Exercise inputs:
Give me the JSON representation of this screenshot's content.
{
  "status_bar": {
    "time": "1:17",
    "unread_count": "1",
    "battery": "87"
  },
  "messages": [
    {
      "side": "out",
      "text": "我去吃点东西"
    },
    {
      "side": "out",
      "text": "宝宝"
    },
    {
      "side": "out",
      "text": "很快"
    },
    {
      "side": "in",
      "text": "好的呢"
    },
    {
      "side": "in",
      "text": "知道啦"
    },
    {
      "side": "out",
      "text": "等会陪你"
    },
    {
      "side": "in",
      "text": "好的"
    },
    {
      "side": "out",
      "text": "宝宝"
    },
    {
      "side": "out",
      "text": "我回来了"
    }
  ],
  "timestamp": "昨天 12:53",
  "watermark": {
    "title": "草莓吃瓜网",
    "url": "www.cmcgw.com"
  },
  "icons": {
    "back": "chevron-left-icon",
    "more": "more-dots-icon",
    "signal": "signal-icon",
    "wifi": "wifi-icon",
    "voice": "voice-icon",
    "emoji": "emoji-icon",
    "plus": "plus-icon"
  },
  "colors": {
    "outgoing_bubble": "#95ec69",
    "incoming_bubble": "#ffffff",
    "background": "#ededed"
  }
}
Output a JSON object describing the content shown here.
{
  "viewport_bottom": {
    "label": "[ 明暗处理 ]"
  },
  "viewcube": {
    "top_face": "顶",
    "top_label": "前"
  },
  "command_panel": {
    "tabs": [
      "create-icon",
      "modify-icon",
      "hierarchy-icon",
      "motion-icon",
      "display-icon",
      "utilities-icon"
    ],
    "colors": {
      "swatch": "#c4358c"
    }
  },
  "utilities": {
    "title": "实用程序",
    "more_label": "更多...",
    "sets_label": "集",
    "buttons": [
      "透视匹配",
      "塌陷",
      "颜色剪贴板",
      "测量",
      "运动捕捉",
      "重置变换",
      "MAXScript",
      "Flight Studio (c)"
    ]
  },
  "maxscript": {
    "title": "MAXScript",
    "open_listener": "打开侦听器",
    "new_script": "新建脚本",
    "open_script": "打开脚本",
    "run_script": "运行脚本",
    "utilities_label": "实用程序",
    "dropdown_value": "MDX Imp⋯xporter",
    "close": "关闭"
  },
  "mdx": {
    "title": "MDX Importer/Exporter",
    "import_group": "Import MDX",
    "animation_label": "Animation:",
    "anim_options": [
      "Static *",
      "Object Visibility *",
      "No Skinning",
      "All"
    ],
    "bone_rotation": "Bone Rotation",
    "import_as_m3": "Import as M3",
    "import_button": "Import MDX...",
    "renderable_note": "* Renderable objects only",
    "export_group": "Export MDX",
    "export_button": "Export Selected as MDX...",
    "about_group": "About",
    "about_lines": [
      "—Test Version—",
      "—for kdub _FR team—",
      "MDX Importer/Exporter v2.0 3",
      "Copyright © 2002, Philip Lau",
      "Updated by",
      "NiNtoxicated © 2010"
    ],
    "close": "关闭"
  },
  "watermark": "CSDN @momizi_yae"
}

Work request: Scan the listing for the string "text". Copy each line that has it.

Written reply:
      "text": "我去吃点东西"
      "text": "宝宝"
      "text": "很快"
      "text": "好的呢"
      "text": "知道啦"
      "text": "等会陪你"
      "text": "好的"
      "text": "宝宝"
      "text": "我回来了"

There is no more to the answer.